“This is the first study to show that specialty cardiac hospitals increased the use of these procedures in the hospital markets where they opened, compared with regions where existing hospitals added heart care services or regions where there was no change in heart care services,” said lead author Brahmajee Nallamothu, MD, an assistant professor of cardiovascular medicine at the U-M Medical School and interventional cardiologist at the U-M Cardiovascular Center. The authors emphasize that the specialty heart hospitals in the study are different from heart centers that operate as part of larger hospitals.
In many states in the U.S., especially in the South and West, specialty heart hospitals owned and operated by physicians cropped up throughout the late 1990s and the early part of this decade.
But in 2003, the moratorium halted the opening of new ones, due to concerns over the potential for doctors who co-own specialty hospitals to be influenced by financial rather than medical reasons when referring patients for hospital care. Concern has also arisen about specialty hospitals’ potential to “skim” the most lucrative patients from a region, leaving other hospitals with sicker and uninsured patients.
Meanwhile, advocates for specialty hospitals say they increase quality and efficiency of care by focusing clinical expertise for these disease processes.
In August 2006 the CMS presented a strategic plan to address the long-term development of specialty hospitals. The plan recommended adjustments to Medicare payments to limit financial incentives as well as rule changes to require physicians to disclose their financial interests to patients and to the government. Failure to comply with such requirements would cost a hospital as much as $10,000 a day (MDD, Aug. 17, 2006).
New specialty hospitals continue to be planned around the country, however, spurring considerable debate.
The new study used Medicare data from 1995 to 2003, and focused on heart hospitals that offered bypass surgery or percutaneous coronary intervention (PCI), which includes angioplasty, stenting and related procedures. The researchers looked at patterns of use within 306 hospital referral regions (HRRs), representing unique hospital markets for specialized care. After identifying 13 HRRs where one or more specialty cardiac hospital opened during the study period, the team calculated population-based rates for each year across the U.S.
In every region, the use of PCI rose steadily over the time period, and the use of bypass surgery was level in the 1990s and declined in the early 2000s reflecting a well-known national trend toward minimally invasive techniques instead of surgery to reopen clogged heart arteries. In that same time period, many general hospitals began to offer PCI for the first time.
But the use for these procedures rose even faster in the HRRs where a specialty cardiac hospital opened.
Four years after the specialty cardiac hospitals opened, the population-adjusted rates of heart procedures in their surrounding HRRs had grown by more than twice as much as the rates in HRRs where no specialty hospital had opened.
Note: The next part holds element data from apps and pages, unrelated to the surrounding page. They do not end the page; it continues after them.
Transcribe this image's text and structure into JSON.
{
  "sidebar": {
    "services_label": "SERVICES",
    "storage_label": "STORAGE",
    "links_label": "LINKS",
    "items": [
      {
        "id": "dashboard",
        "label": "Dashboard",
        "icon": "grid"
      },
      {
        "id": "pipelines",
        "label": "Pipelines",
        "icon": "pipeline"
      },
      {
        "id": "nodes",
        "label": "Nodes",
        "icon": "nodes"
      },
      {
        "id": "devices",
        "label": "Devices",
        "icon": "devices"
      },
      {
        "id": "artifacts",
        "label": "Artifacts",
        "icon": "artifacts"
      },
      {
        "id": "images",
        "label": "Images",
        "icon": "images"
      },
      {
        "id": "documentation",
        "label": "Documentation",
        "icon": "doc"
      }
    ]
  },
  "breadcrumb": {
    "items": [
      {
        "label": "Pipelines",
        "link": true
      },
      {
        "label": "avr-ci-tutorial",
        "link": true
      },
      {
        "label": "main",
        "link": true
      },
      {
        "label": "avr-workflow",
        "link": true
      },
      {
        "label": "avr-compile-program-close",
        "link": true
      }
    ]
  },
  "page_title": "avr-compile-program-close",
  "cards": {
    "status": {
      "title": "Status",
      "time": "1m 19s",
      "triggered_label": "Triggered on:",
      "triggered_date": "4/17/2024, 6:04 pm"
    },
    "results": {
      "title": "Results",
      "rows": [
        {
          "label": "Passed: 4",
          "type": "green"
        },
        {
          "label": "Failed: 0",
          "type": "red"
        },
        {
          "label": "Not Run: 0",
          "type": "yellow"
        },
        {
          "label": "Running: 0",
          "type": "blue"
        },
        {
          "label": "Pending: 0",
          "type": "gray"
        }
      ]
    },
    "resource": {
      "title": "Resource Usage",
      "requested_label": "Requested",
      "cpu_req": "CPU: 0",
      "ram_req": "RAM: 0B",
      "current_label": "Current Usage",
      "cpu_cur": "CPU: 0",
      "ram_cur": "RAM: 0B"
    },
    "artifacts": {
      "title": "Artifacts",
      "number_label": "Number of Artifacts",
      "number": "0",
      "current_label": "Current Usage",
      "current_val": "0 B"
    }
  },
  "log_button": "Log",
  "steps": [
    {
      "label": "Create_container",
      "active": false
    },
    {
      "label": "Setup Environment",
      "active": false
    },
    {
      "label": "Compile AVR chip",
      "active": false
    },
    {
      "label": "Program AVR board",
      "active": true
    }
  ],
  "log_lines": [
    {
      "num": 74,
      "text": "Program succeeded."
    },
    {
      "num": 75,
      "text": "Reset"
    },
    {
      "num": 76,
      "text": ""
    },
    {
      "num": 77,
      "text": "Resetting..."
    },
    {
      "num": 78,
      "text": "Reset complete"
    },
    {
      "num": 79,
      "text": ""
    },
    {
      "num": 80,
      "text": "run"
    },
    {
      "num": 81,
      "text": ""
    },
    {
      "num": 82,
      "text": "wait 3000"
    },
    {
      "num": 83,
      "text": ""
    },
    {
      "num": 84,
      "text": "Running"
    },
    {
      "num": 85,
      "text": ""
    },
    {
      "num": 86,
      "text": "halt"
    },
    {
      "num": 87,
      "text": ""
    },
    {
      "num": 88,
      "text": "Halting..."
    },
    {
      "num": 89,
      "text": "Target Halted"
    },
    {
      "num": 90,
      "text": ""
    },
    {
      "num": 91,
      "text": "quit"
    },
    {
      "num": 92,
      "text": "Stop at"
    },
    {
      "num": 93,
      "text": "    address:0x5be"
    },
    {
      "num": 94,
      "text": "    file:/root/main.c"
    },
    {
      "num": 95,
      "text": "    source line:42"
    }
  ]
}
There was no major difference in those rates when the researchers compared HRRs where a new heart program had begun at a general hospital, and HRRs where no new heart services launched.
When the researchers separated the bypass surgery numbers from the angioplasty and other PCI numbers, they found the same effect. And when they considered post-heart attack emergency PCI rates with PCI rates for patients who had not had a heart attack, the difference was much greater. In regions where specialty heart hospitals opened, the rate of these non-emergent PCI procedures rose 42% in four years, compared with a 23% rise in areas where a general hospital offered new heart services, and a 24.8% rise in areas where no new services began.